The resumption of six-party talks aimed at reducing the nuclear threat on the Korean Peninsula is a step in the right direction. But if the talks don’t lead to direct action, it will have been an exercise in futility for many nations.

North Korea abruptly ended its role in the negotiations 13 months ago. Leaders said they feared the United States’ “hostile policies” threatened the sovereignty of their nation. Now, they are back at the table in Beijing with the United States, China, Japan, Russia and South Korea.

The Associated Press quotes North Korean Vice Foreign Minister Kim Kye Gwan as saying that the “fundamental thing is to make real progress in realizing the denuclearization of the Korean Peninsula,” he said. “This requires very firm political will and a strategic decision of the parties concerned that have interests in ending the threat of nuclear war.”

Mr. Gwan’s rhetoric is refreshing in the three-year-old crisis. The meeting made for a good photo opportunity but what is needed is more consensus like that which emerged from the first three rounds of talks.

The talks were originally planned for this past September.

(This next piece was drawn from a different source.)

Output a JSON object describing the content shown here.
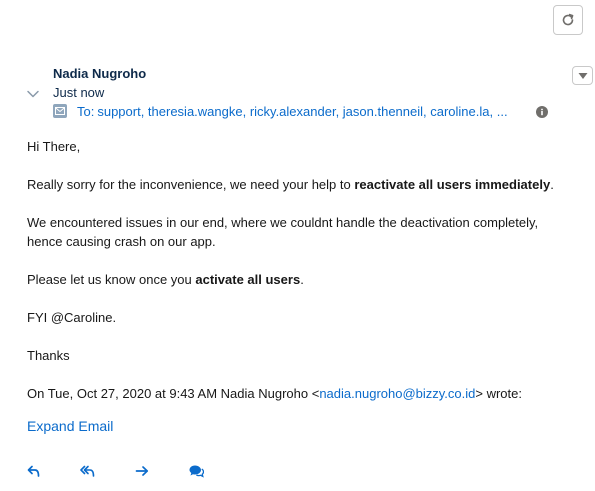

They were held up by North Korea. Now, 10 months later, the international community is expecting significant developments from the talks.

Trending Video